Terrance Maloney built his first Shoji while working as a cabinet makers helper in 1982 when he apprenticed with John Massiocchi in Portland, Oregon. Terrance’s task was to find more people who wanted shoji. He did the sales work for the shop and sold Shoji through the local Futon Companies. Several Shoji were built in those days. Terrance went on into Carpentry installing skylights, fences etc.
Much later, he dreamed of a company devoted to only building Shoji but was way too busy constructing commercial and residential buildings and paying his dues. A sideline developed building cabinets for the various contractors he worked for.
Licensed as a General Contractor in 1994, he built lot’s of wonderful things.
Portland Shoji Screen was born out of his success as an independent contractor, following years of working for himself as well as in partnership with numerous other contractors and architects in Portland, Seattle and Bellingham, Washington.
In the summer of 1997, Terrance scored the job of a lifetime — the remodel of a condo for Tom and Caroline Stoel of Stoel Rives LLP.
In 1999, he was awarded the job of building all the major displays for Chown Hardware which has stores located on NW 16th Ave in Portland and also in Bellevue, Washington. The project lasted almost two years and portlandshojiscreen.com was launched in 1999 to accommodate the increased interest in Asian style. (2016 update: those displays are still in use).
Notable Shoji jobs include the home of sculptor Pasha Stinson in Westmoreland where the whole house design revolved around the Shoji, the offices of Dr. Paul Greenbaum in Portland, Oregon, Green Apple Dental, Shigezo, a Japanese restaurant here in Portland on 37th and Division, the offices of Portland lawyers; Kell Alterman and Runstein, a womens health clinic; West Portland Physical Therapy Clinic, and ten large Shoji for the Googleplex, Google’s global headquarters in Mountain View, California.
Portlandshojiscreen has Shoji all over the World with many on the East Coast of the US, mostly in NYC, Boston area. There were jobs shipped to Canada, Costa Rica, and The United Kingdom. There are over 1100 Shoji personal made by Terrance out there.

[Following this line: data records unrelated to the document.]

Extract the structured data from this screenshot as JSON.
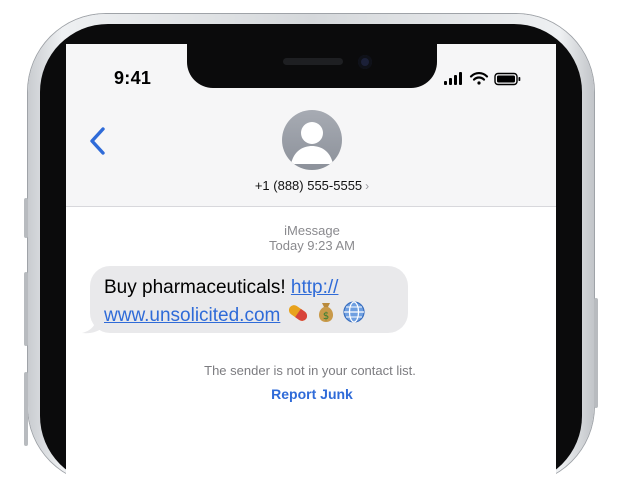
{
  "status_bar": {
    "time": "9:41"
  },
  "contact": {
    "phone": "+1 (888) 555-5555",
    "chevron": "›"
  },
  "conversation": {
    "service": "iMessage",
    "timestamp": "Today 9:23 AM",
    "message": {
      "text": "Buy pharmaceuticals! ",
      "link_line1": "http://",
      "link_line2": "www.unsolicited.com",
      "emojis": [
        "pill-icon",
        "money-bag-icon",
        "globe-icon"
      ]
    },
    "notice": "The sender is not in your contact list.",
    "report_label": "Report Junk"
  },
  "colors": {
    "accent": "#2f6bd8",
    "bubble": "#e9e9eb",
    "secondary_text": "#8a8a8e"
  }
}
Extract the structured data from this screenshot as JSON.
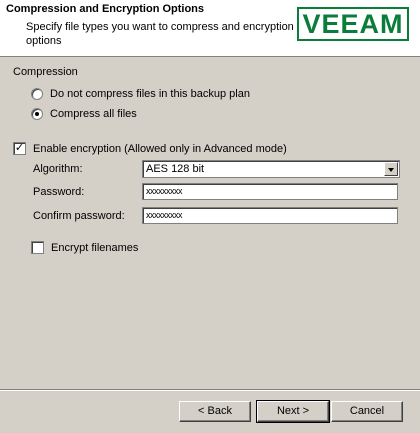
{
  "header": {
    "title": "Compression and Encryption Options",
    "subtitle": "Specify file types you want to compress and encryption options",
    "logo_text": "VEEAM"
  },
  "compression": {
    "section_label": "Compression",
    "options": [
      {
        "label": "Do not compress files in this backup plan",
        "selected": false
      },
      {
        "label": "Compress all files",
        "selected": true
      }
    ]
  },
  "encryption": {
    "enable_label": "Enable encryption (Allowed only in Advanced mode)",
    "enabled": true,
    "algorithm_label": "Algorithm:",
    "algorithm_value": "AES 128 bit",
    "password_label": "Password:",
    "password_value": "xxxxxxxxx",
    "confirm_label": "Confirm password:",
    "confirm_value": "xxxxxxxxx",
    "encrypt_filenames_label": "Encrypt filenames",
    "encrypt_filenames": false
  },
  "footer": {
    "back_label": "< Back",
    "next_label": "Next >",
    "cancel_label": "Cancel"
  },
  "colors": {
    "brand": "#0b7d3a",
    "dialog_bg": "#d4d0c8"
  }
}
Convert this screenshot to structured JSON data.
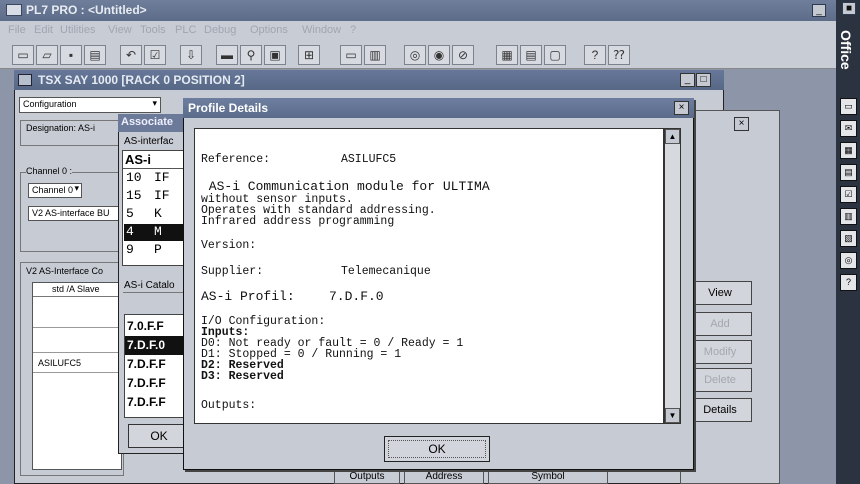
{
  "app": {
    "title": "PL7 PRO : <Untitled>",
    "menu": [
      "File",
      "Edit",
      "Utilities",
      "View",
      "Tools",
      "PLC",
      "Debug",
      "Options",
      "Window",
      "?"
    ]
  },
  "office_bar": {
    "label": "Office"
  },
  "config_window": {
    "title": "TSX SAY 1000 [RACK 0    POSITION 2]",
    "view_select": "Configuration",
    "designation_label": "Designation: AS-i",
    "channel_group_label": "Channel 0 :",
    "channel_select": "Channel 0",
    "function_field": "V2 AS-interface BU",
    "v2_group_label": "V2 AS-Interface Co",
    "slave_column_header": "std /A Slave",
    "slave_entry": "ASILUFC5",
    "buttons": {
      "view": "View",
      "add": "Add",
      "modify": "Modify",
      "delete": "Delete",
      "details": "Details"
    },
    "bottom_tabs": [
      "Outputs",
      "Address",
      "Symbol"
    ]
  },
  "associate_dialog": {
    "title": "Associate",
    "subtitle": "AS-interfac",
    "list_header": "AS-i",
    "slaves": [
      {
        "addr": "10",
        "code": "IF",
        "selected": false
      },
      {
        "addr": "15",
        "code": "IF",
        "selected": false
      },
      {
        "addr": "5",
        "code": "K",
        "selected": false
      },
      {
        "addr": "4",
        "code": "M",
        "selected": true
      },
      {
        "addr": "9",
        "code": "P",
        "selected": false
      }
    ],
    "catalog_label": "AS-i Catalo",
    "profiles": [
      {
        "label": "7.0.F.F",
        "selected": false
      },
      {
        "label": "7.D.F.0",
        "selected": true
      },
      {
        "label": "7.D.F.F",
        "selected": false
      },
      {
        "label": "7.D.F.F",
        "selected": false
      },
      {
        "label": "7.D.F.F",
        "selected": false
      }
    ],
    "ok_label": "OK"
  },
  "profile_details": {
    "title": "Profile Details",
    "reference_label": "Reference:",
    "reference_value": "ASILUFC5",
    "description_title": " AS-i Communication module for ULTIMA",
    "description_lines": [
      "without sensor inputs.",
      "Operates with standard addressing.",
      "Infrared address programming"
    ],
    "version_label": "Version:",
    "supplier_label": "Supplier:",
    "supplier_value": "Telemecanique",
    "profile_label": "AS-i Profil:",
    "profile_value": "7.D.F.0",
    "io_config_label": "I/O Configuration:",
    "inputs_label": "Inputs:",
    "inputs": [
      "D0: Not ready or fault = 0 / Ready = 1",
      "D1: Stopped = 0 / Running = 1",
      "D2: Reserved",
      "D3: Reserved"
    ],
    "outputs_label": "Outputs:",
    "ok_label": "OK"
  }
}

After occupying various spaces over the years, Portland Shoji Screen downsized to a workshop on North Portland Rd in 2007, where the business currently operates as a one-man enterprise.
Downsizing has allowed Terrance to concentrate his talents on individual projects which has proven to be a great advantage for all his clients. No longer mired in doing massive amounts of quotes and drawings for customers all over the US and beyond, he is able to pursue Shoji making and woodworking as art.
Outside of creating artisan woodwork and Shoji screens, Terrance invests many hours into getting his antique trucks and VWs to run.
The current project is a 1986 Volkswagen Vanagon which was stored for 10 years. The 1937 Plymouth PU, a 1936 International PU and the 1922 Maxwell are now gone. Thanks to local mechanic and friends, Reid Brothers, who helped on many of my cars and trucks. RIP Reid.
His other loves in life are his wife Nora, all his wonderful friends here in the US, Colombia and Ecuador, Griffin the Great Pyrenees pup, and Gracie the cat.
Terrance believes in animal rights and supports finding a cure for all cancers.